Competition/Antitrust

In a nutshell

It is the job of the UK and EU regulatory authorities to ensure that markets function effectively on the basis of fair and open competition. The rules in the UK and EU are substantially similar, but UK bodies concentrate on those rules that have their greatest effect domestically, while EU authorities deal with matters affecting multiple member states. Of all areas of law in the UK, competition law is – at present – most closely intertwined with the EU. While most competition rules are enshrined into domestic law, the changing relationship between domestic and European competition authorities as Brexit takes effect is likely to cause much head-scratching among businesspeople, Eurocrats and lawyers alike.

On 1 April 2014, the Competition and Markets Authority (CMA) was established as the UK government’s main regulatory body, adopting many of the functions of the Office of Fair Trading (OFT) and the Competition Commission (CC). The CMA works closely with industry-specific regulatory bodies, such as Ofcom for the media and telecoms industry. With a higher budget and greater resources available than ever before, the CMA was created in order to strengthen business competition in the UK and crack down on anti-competitive activities.

Competition authorities have extensive investigative powers – including the ability to carry out dawn raids – and can impose hefty fines. The CMA continues to become more proactive and litigation-minded, and the European Commission – the regulator dealing with matters also affecting other EU countries – readily doles out big fines where necessary.

What lawyers do

  • Negotiate clearance for acquisitions, mergers and joint ventures.
  • Advise on the structure of commercial or co-operation agreements to ensure they can withstand a competition challenge.
  • Deal with investigations into the way a client conducts business.
  • Bring or defend claims in the Competition Appeal Tribunal (CAT).
  • Advise on cross-border trade or anti-dumping measures (preventing companies exporting products at a lower price than normally charged in the home market).
  • Regulators investigate companies, bring prosecutions and advise on the application of new laws and regulations.

Realities of the job

  • You won’t get much independence; junior lawyers work under the close supervision of experienced partners. In the early days, the job involves a great deal of research into particular markets and how the authorities have approached different types of agreements in the past.
  • You need to be interested in economics and politics.
  • The work demands serious academic brainpower twinned with commercial acumen.
  • As a popular area of practice it’s hard to break into. Work experience with a regulator or at the European Commission in Brussels will enhance your prospects.
  • Advocacy is a relatively small part of the job, though you could end up appearing in the High Court or the CAT.
  • In international law firms you will travel abroad and may even work in an overseas office for a while, perhaps in Brussels. Fluency in another language can be useful. There is also a trend for lawyers to switch between private practice and working for the regulators.

Current issues

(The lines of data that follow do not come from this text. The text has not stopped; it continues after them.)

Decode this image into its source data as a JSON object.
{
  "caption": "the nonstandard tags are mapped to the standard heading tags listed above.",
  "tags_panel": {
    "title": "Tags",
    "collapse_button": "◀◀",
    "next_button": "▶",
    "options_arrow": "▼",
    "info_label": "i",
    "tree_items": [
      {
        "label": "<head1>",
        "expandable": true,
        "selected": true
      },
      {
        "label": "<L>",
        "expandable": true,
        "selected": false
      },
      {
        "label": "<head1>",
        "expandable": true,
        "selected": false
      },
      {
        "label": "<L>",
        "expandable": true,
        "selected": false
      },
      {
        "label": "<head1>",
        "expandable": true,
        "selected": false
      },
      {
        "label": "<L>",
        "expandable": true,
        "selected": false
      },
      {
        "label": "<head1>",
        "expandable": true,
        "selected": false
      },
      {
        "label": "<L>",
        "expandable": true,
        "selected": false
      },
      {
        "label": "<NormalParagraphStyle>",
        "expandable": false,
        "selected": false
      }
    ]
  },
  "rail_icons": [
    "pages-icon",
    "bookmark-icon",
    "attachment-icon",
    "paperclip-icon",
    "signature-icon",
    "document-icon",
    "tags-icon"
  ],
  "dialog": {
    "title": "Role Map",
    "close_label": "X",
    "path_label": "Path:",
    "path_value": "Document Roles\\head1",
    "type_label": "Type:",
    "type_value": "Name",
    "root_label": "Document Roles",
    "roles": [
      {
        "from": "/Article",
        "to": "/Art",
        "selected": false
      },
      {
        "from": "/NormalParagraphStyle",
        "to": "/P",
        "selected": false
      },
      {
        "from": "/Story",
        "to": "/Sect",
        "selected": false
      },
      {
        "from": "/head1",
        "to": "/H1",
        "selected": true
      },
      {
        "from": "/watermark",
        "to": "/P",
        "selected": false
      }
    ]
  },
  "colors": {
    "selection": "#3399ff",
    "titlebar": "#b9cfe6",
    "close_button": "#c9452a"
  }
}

  • Brexit will be a big topic here. Merger control in the UK predates that on an EU level, so complete separation from the EU may not have a large direct impact on the UK merger regime. However, the UK could lose its ability to submit mergers for approval by the European Commission, which could be detrimental to UK business.
  • It's also possible that Britain's exit from the EU could loosen state aid restrictions within the UK.
  • The National Audit Office believes that the CMA has made large strides in tackling the failings of previous competition regulators and that enforcement is now more coherent than before, but that the regulator could still increase the volume of successful enforcement cases it brings and improve business awareness of competition law. While the CMA has successfully investigated abuse of dominance matters, especially in the pharma sector (it recently fined GlaxoSmithKline £37.6 million), it is taking heat for limited action on cartels.
  • The CMA continues to focus on online goods and service providers, especially for misleading pricing infringements, while using open letters to advise businesses on online compliance matters and their rights when dealing with suppliers. Meanwhile, the EU has continued efforts to create a Digital Single Market, with a focus in data protection and the creation of equal pricing across member states. Google is currently being investigated by the European Commission following claims that it was cheating competitors by artificially favouring its own shopping service in search results.
  • An increasingly globalised competition law network is coming to the fore, as regulators are visible co-ordinating cases. Ending a long-running international case, Mitsubishi, Hitachi and Denso acknowledged that they engaged in price co-ordination between 2004 and 2010, and the European Commission stated that it would investigate cartels outside the EU if customers within the region are affected.
  • A number of general litigation practitioners have been moving into the competition area, and a surge in competition damages claims is predicted to continue. In July 2016 a £19 billion class action was launched against MasterCard for imposing illegal card fees, the second of its kind since the Consumer Rights Act 2015 came into force. MasterCard's woes span the UK and the EU, as in 2014 it lost a decade-long battle in the European Court of Justice, which found it guilty of abusing its dominant market position.
  • By assessing all mergers within a 40-day limit, the CMA is tightening its grip on merger control. Increased efficiency means it now clears more cases in phase one without the need for the more intensive second phase, and a number of related legal challenges have developed into case law.